> _WORK ITEM_:
Go through the records below and copy out every line that contains the word "name".

> _DATA UNDER STUDY_:
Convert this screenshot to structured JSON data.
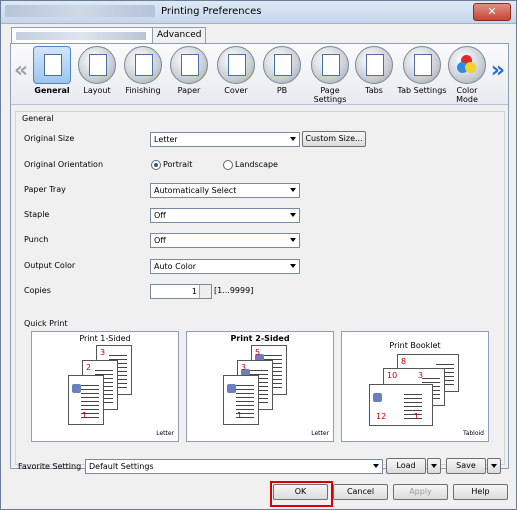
{
  "window": {
    "title": "Printing Preferences",
    "close_glyph": "✕"
  },
  "tabs": {
    "advanced": "Advanced"
  },
  "nav": {
    "left_arrow": "«",
    "right_arrow": "»",
    "items": [
      {
        "label": "General",
        "icon": "general-icon"
      },
      {
        "label": "Layout",
        "icon": "layout-icon"
      },
      {
        "label": "Finishing",
        "icon": "finishing-icon"
      },
      {
        "label": "Paper",
        "icon": "paper-icon"
      },
      {
        "label": "Cover",
        "icon": "cover-icon"
      },
      {
        "label": "PB",
        "icon": "pb-icon"
      },
      {
        "label": "Page Settings",
        "icon": "page-settings-icon"
      },
      {
        "label": "Tabs",
        "icon": "tabs-icon"
      },
      {
        "label": "Tab Settings",
        "icon": "tab-settings-icon"
      },
      {
        "label": "Color Mode",
        "icon": "color-mode-icon"
      }
    ]
  },
  "general": {
    "group_title": "General",
    "original_size": {
      "label": "Original Size",
      "value": "Letter",
      "custom_button": "Custom Size..."
    },
    "orientation": {
      "label": "Original Orientation",
      "portrait": "Portrait",
      "landscape": "Landscape",
      "selected": "Portrait"
    },
    "paper_tray": {
      "label": "Paper Tray",
      "value": "Automatically Select"
    },
    "staple": {
      "label": "Staple",
      "value": "Off"
    },
    "punch": {
      "label": "Punch",
      "value": "Off"
    },
    "output_color": {
      "label": "Output Color",
      "value": "Auto Color"
    },
    "copies": {
      "label": "Copies",
      "value": "1",
      "range": "[1...9999]"
    }
  },
  "quick_print": {
    "title": "Quick Print",
    "items": [
      {
        "title": "Print 1-Sided",
        "paper": "Letter",
        "pages": [
          "3",
          "2",
          "1"
        ]
      },
      {
        "title": "Print 2-Sided",
        "paper": "Letter",
        "pages": [
          "5",
          "3",
          "1"
        ]
      },
      {
        "title": "Print Booklet",
        "paper": "Tabloid",
        "pages": [
          "8",
          "10",
          "3",
          "12",
          "1"
        ]
      }
    ]
  },
  "favorite": {
    "label": "Favorite Setting",
    "value": "Default Settings",
    "load": "Load",
    "save": "Save"
  },
  "buttons": {
    "ok": "OK",
    "cancel": "Cancel",
    "apply": "Apply",
    "help": "Help"
  },
  "colors": {
    "highlight": "#d60000",
    "page_number": "#c00000",
    "accent": "#2a6ad1"
  }
}
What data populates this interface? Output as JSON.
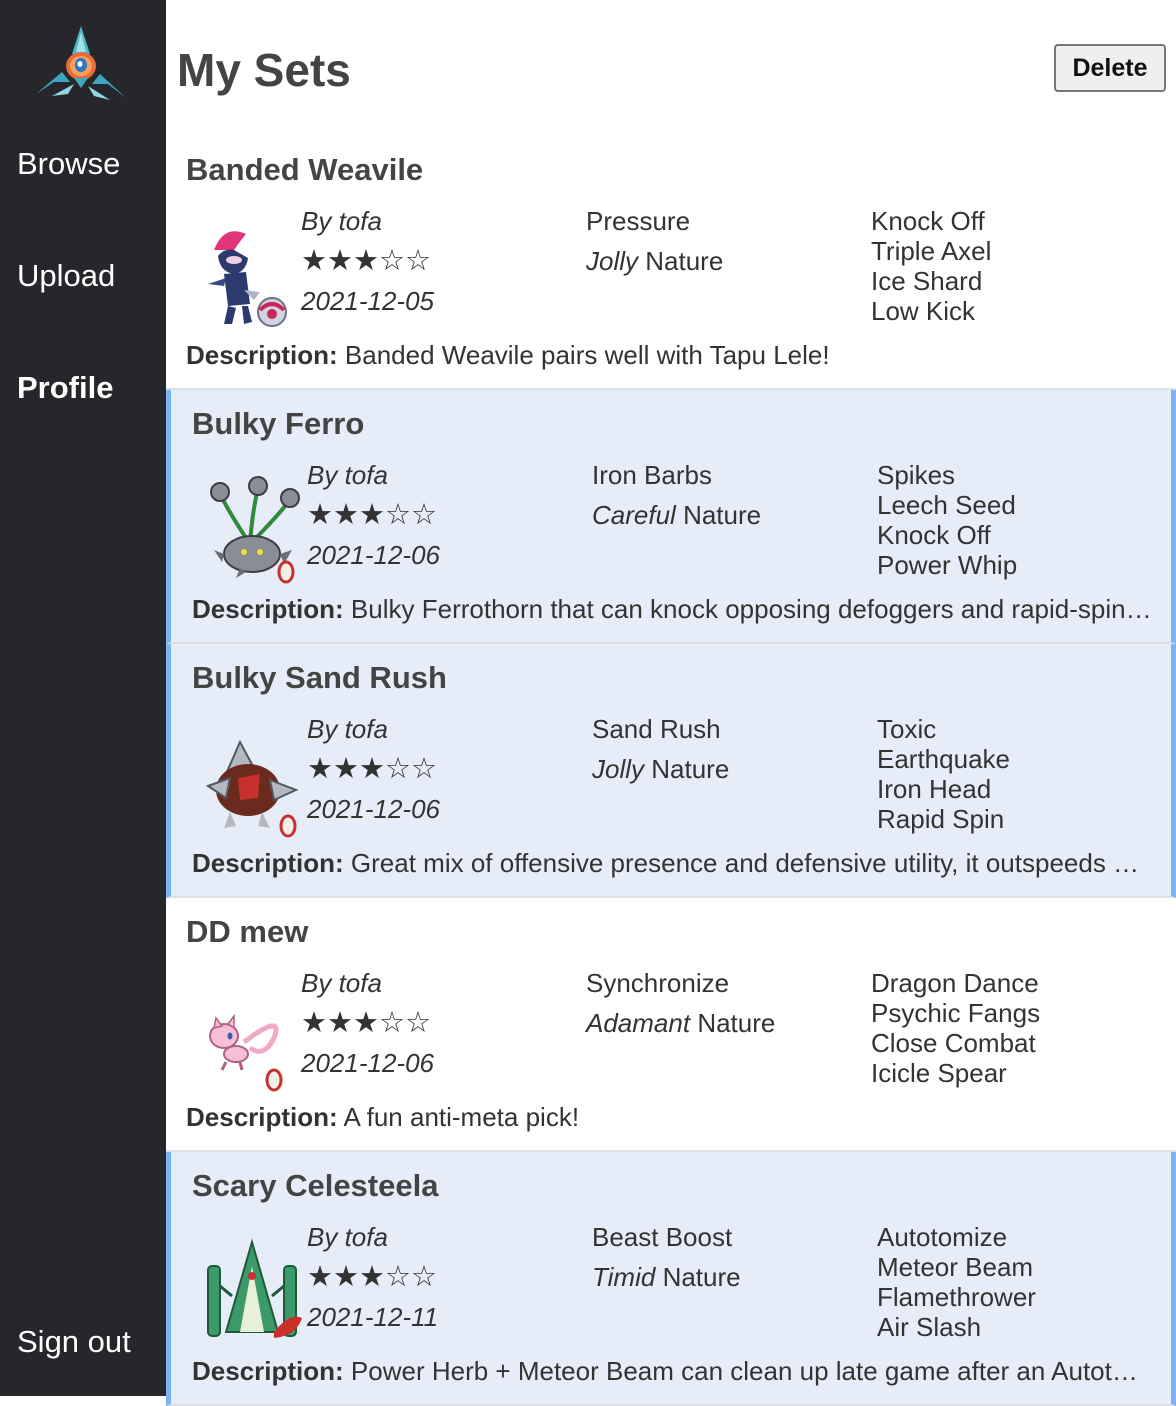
{
  "nav": {
    "items": [
      {
        "label": "Browse"
      },
      {
        "label": "Upload"
      },
      {
        "label": "Profile"
      }
    ],
    "sign_out": "Sign out"
  },
  "header": {
    "title": "My Sets",
    "delete_label": "Delete"
  },
  "description_label": "Description:",
  "nature_suffix": "Nature",
  "colors": {
    "sidebar": "#26272b",
    "selected_row": "#e6edf9",
    "selected_border": "#7bb6f4"
  },
  "sets": [
    {
      "name": "Banded Weavile",
      "author": "By tofa",
      "rating": 3,
      "rating_text": "★★★☆☆",
      "date": "2021-12-05",
      "ability": "Pressure",
      "nature": "Jolly",
      "moves": [
        "Knock Off",
        "Triple Axel",
        "Ice Shard",
        "Low Kick"
      ],
      "description": "Banded Weavile pairs well with Tapu Lele!",
      "selected": false,
      "sprite": "weavile-sprite"
    },
    {
      "name": "Bulky Ferro",
      "author": "By tofa",
      "rating": 3,
      "rating_text": "★★★☆☆",
      "date": "2021-12-06",
      "ability": "Iron Barbs",
      "nature": "Careful",
      "moves": [
        "Spikes",
        "Leech Seed",
        "Knock Off",
        "Power Whip"
      ],
      "description": "Bulky Ferrothorn that can knock opposing defoggers and rapid-spinners",
      "selected": true,
      "sprite": "ferrothorn-sprite"
    },
    {
      "name": "Bulky Sand Rush",
      "author": "By tofa",
      "rating": 3,
      "rating_text": "★★★☆☆",
      "date": "2021-12-06",
      "ability": "Sand Rush",
      "nature": "Jolly",
      "moves": [
        "Toxic",
        "Earthquake",
        "Iron Head",
        "Rapid Spin"
      ],
      "description": "Great mix of offensive presence and defensive utility, it outspeeds most threats",
      "selected": true,
      "sprite": "excadrill-sprite"
    },
    {
      "name": "DD mew",
      "author": "By tofa",
      "rating": 3,
      "rating_text": "★★★☆☆",
      "date": "2021-12-06",
      "ability": "Synchronize",
      "nature": "Adamant",
      "moves": [
        "Dragon Dance",
        "Psychic Fangs",
        "Close Combat",
        "Icicle Spear"
      ],
      "description": "A fun anti-meta pick!",
      "selected": false,
      "sprite": "mew-sprite"
    },
    {
      "name": "Scary Celesteela",
      "author": "By tofa",
      "rating": 3,
      "rating_text": "★★★☆☆",
      "date": "2021-12-11",
      "ability": "Beast Boost",
      "nature": "Timid",
      "moves": [
        "Autotomize",
        "Meteor Beam",
        "Flamethrower",
        "Air Slash"
      ],
      "description": "Power Herb + Meteor Beam can clean up late game after an Autotomize boost",
      "selected": true,
      "sprite": "celesteela-sprite"
    }
  ]
}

> _ANSWER BOX_:
      "name": "Banded Weavile",
      "name": "Bulky Ferro",
      "name": "Bulky Sand Rush",
      "name": "DD mew",
      "name": "Scary Celesteela",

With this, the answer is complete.